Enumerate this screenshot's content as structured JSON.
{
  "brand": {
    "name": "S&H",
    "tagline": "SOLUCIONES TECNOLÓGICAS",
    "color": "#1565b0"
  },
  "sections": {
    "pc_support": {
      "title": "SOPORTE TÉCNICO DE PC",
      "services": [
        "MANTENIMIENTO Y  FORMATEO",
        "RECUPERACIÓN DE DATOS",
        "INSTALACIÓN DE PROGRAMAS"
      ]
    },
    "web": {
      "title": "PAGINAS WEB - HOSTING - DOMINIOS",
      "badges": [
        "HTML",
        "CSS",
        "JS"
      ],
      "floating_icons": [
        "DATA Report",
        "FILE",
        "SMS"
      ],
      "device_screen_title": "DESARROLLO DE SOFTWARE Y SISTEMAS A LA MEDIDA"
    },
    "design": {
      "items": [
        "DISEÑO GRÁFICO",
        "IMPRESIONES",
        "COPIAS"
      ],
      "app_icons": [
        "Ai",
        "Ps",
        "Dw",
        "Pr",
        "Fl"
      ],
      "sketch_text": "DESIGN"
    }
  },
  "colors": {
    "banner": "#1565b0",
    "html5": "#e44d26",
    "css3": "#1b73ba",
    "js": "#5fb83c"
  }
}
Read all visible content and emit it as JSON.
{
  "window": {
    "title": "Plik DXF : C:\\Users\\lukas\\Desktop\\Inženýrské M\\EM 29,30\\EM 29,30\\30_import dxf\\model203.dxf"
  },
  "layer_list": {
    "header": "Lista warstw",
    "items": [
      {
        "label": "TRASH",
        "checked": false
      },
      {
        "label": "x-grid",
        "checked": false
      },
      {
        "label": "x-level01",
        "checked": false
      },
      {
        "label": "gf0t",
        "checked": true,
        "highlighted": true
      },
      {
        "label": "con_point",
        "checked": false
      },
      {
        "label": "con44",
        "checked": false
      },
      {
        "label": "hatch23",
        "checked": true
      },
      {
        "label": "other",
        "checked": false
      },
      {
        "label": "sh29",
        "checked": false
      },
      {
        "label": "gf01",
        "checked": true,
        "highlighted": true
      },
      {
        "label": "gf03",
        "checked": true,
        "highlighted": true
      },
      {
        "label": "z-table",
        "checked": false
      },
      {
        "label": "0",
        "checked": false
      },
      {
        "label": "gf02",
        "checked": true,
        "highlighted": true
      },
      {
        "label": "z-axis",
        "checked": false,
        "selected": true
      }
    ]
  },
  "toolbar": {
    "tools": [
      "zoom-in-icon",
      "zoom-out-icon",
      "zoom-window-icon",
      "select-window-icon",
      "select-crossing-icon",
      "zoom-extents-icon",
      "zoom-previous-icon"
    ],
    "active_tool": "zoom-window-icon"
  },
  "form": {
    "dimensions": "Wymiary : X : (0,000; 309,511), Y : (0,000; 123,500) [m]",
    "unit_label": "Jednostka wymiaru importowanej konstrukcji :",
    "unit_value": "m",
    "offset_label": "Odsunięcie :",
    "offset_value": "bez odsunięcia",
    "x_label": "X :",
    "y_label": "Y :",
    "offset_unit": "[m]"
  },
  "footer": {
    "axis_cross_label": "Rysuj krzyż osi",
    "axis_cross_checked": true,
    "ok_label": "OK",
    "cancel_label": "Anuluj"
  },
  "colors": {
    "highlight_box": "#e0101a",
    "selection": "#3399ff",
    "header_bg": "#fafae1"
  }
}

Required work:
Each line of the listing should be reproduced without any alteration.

Solution for this problem:
Enumerate this screenshot's content as structured JSON.
{
  "brand": {
    "name": "S&H",
    "tagline": "SOLUCIONES TECNOLÓGICAS",
    "color": "#1565b0"
  },
  "sections": {
    "pc_support": {
      "title": "SOPORTE TÉCNICO DE PC",
      "services": [
        "MANTENIMIENTO Y  FORMATEO",
        "RECUPERACIÓN DE DATOS",
        "INSTALACIÓN DE PROGRAMAS"
      ]
    },
    "web": {
      "title": "PAGINAS WEB - HOSTING - DOMINIOS",
      "badges": [
        "HTML",
        "CSS",
        "JS"
      ],
      "floating_icons": [
        "DATA Report",
        "FILE",
        "SMS"
      ],
      "device_screen_title": "DESARROLLO DE SOFTWARE Y SISTEMAS A LA MEDIDA"
    },
    "design": {
      "items": [
        "DISEÑO GRÁFICO",
        "IMPRESIONES",
        "COPIAS"
      ],
      "app_icons": [
        "Ai",
        "Ps",
        "Dw",
        "Pr",
        "Fl"
      ],
      "sketch_text": "DESIGN"
    }
  },
  "colors": {
    "banner": "#1565b0",
    "html5": "#e44d26",
    "css3": "#1b73ba",
    "js": "#5fb83c"
  }
}
Read all visible content and emit it as JSON.
{
  "window": {
    "title": "Plik DXF : C:\\Users\\lukas\\Desktop\\Inženýrské M\\EM 29,30\\EM 29,30\\30_import dxf\\model203.dxf"
  },
  "layer_list": {
    "header": "Lista warstw",
    "items": [
      {
        "label": "TRASH",
        "checked": false
      },
      {
        "label": "x-grid",
        "checked": false
      },
      {
        "label": "x-level01",
        "checked": false
      },
      {
        "label": "gf0t",
        "checked": true,
        "highlighted": true
      },
      {
        "label": "con_point",
        "checked": false
      },
      {
        "label": "con44",
        "checked": false
      },
      {
        "label": "hatch23",
        "checked": true
      },
      {
        "label": "other",
        "checked": false
      },
      {
        "label": "sh29",
        "checked": false
      },
      {
        "label": "gf01",
        "checked": true,
        "highlighted": true
      },
      {
        "label": "gf03",
        "checked": true,
        "highlighted": true
      },
      {
        "label": "z-table",
        "checked": false
      },
      {
        "label": "0",
        "checked": false
      },
      {
        "label": "gf02",
        "checked": true,
        "highlighted": true
      },
      {
        "label": "z-axis",
        "checked": false,
        "selected": true
      }
    ]
  },
  "toolbar": {
    "tools": [
      "zoom-in-icon",
      "zoom-out-icon",
      "zoom-window-icon",
      "select-window-icon",
      "select-crossing-icon",
      "zoom-extents-icon",
      "zoom-previous-icon"
    ],
    "active_tool": "zoom-window-icon"
  },
  "form": {
    "dimensions": "Wymiary : X : (0,000; 309,511), Y : (0,000; 123,500) [m]",
    "unit_label": "Jednostka wymiaru importowanej konstrukcji :",
    "unit_value": "m",
    "offset_label": "Odsunięcie :",
    "offset_value": "bez odsunięcia",
    "x_label": "X :",
    "y_label": "Y :",
    "offset_unit": "[m]"
  },
  "footer": {
    "axis_cross_label": "Rysuj krzyż osi",
    "axis_cross_checked": true,
    "ok_label": "OK",
    "cancel_label": "Anuluj"
  },
  "colors": {
    "highlight_box": "#e0101a",
    "selection": "#3399ff",
    "header_bg": "#fafae1"
  }
}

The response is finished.